Is Osvaldo as good as Dzeko, Torres, Chicharito or Pinilla? Will he put pressure on Mauro Icardi or Rodrigo Palacio for a place in the starting XI? The answer to both is "doubtful".
One of Inter's biggest weaknesses last season was the lack of a clinical finisher in front of goal -- someone like Milito used to be. That is not Osvaldo. The statistics suggest that he cannot consistently score goals. He's only reached double digits in Europe on three occasions: with Espanyol in 2010-11 (14), and Roma in 2011-12 (11) and 2012-13 (17).
This deal is all about the money, or the lack of it at Inter. If everything works out the way that president Erick Thohir plans, he will get Osvaldo and 2 million euros next summer in exchange for Taider.
The club's transfer activities suggest that Thohir is not willing to bankroll a spending spree that's needed to make the team more competitive with the elite teams in Serie A. Instead of investing in the playing squad, Inter have hedged their bets with a series of loans with the option to buy.
It's the installment-plan approach to building a football team. Why buy players when you can try before you buy?

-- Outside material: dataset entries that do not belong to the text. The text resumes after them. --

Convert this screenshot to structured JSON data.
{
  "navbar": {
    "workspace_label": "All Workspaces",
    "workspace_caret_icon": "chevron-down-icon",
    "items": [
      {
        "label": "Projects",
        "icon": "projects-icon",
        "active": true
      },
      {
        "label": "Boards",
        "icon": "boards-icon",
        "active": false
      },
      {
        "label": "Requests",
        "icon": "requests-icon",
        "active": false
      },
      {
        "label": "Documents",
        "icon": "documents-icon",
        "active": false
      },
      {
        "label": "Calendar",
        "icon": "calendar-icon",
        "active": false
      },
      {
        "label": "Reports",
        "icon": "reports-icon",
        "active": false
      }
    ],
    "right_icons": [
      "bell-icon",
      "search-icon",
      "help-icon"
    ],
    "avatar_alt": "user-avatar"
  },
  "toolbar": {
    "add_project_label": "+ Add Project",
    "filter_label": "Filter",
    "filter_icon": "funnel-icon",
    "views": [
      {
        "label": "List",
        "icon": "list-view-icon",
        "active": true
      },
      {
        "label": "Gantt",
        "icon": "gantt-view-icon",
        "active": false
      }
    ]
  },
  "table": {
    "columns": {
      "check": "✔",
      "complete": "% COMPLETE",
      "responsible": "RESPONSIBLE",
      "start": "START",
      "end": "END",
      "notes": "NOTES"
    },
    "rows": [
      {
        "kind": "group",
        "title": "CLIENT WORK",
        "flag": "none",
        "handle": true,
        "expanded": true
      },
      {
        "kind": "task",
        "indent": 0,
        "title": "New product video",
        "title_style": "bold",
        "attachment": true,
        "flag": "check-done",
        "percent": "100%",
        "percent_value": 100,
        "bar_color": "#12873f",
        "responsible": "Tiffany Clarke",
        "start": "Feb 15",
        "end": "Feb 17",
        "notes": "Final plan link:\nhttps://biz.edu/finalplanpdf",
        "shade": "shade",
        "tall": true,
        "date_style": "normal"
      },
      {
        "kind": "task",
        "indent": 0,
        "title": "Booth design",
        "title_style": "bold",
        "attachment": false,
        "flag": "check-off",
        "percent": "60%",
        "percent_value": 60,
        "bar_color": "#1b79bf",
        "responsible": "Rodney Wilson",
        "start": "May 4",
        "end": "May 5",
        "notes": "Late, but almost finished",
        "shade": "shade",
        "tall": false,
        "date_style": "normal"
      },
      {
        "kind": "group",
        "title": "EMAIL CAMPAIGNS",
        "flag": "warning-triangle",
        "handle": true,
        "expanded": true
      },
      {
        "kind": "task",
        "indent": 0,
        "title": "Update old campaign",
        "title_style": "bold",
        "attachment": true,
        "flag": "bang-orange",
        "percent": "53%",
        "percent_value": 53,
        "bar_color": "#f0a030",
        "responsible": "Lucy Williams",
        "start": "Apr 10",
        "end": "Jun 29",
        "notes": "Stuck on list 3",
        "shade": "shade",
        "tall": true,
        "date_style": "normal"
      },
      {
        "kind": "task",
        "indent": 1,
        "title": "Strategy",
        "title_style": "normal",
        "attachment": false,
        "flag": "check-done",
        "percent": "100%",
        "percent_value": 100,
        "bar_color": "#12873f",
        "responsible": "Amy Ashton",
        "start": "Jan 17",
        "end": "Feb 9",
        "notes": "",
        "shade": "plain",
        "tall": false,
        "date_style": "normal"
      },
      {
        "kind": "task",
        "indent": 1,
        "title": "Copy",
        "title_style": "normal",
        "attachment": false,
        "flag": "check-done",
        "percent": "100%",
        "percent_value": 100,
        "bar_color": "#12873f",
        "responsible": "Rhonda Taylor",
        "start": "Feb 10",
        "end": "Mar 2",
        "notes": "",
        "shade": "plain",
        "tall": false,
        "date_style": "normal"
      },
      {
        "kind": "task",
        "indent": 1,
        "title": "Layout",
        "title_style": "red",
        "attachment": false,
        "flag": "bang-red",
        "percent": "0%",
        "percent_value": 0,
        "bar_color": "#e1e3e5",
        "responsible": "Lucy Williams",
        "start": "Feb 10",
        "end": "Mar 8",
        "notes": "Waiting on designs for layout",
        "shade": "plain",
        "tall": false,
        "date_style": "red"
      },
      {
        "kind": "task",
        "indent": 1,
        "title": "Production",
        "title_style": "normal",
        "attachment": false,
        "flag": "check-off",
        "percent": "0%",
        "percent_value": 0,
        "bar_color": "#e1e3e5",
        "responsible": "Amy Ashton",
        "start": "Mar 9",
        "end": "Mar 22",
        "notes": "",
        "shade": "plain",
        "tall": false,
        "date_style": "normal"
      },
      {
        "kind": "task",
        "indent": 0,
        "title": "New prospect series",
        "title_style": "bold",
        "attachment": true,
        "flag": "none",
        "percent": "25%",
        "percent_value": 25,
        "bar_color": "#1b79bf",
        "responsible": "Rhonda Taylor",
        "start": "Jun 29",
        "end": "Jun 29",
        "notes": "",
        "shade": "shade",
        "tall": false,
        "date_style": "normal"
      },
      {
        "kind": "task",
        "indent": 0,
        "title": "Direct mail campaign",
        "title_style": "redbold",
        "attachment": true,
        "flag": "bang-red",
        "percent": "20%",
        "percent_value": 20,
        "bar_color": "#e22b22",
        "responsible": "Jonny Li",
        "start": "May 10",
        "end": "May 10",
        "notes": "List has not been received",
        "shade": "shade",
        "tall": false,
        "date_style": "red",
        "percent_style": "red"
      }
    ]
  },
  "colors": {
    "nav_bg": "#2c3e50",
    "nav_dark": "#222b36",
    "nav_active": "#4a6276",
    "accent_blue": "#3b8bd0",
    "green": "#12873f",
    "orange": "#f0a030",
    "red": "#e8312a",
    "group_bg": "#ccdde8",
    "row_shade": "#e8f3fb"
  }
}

These are the tactics of a small club. Four years on from wining an unprecedented, Inter are reduced to signing loanees because they're more affordable.
It is this lack of investment in the squad that has to worry Nerazzurri fans. Some back-of-the-napkin math reveals that the club have come out at about even in their summer dealings, but that's before the likely departures of Fredy Guarin and Ricky Alvarez -- two sales that should net the club more than 30 million euros.
By comparison, the teams that finished above Inter in the three Champions League places -- Juventus, Roma and Napoli -- all have spent more than they have earned in transfer fees this summer. According to transfermarket.co.uk Juventus have spent 12.76 million, Roma 32.3 million and Napoli 5.59 million.
If Inter does not break into the top three this season, fingers will be pointed at Walter Mazzarri for doing a poor job coaching the team, when they should be pointed at Thohir, who has handicapped his manager because of his unwillingness to invest significant money in the Inter squad this summer.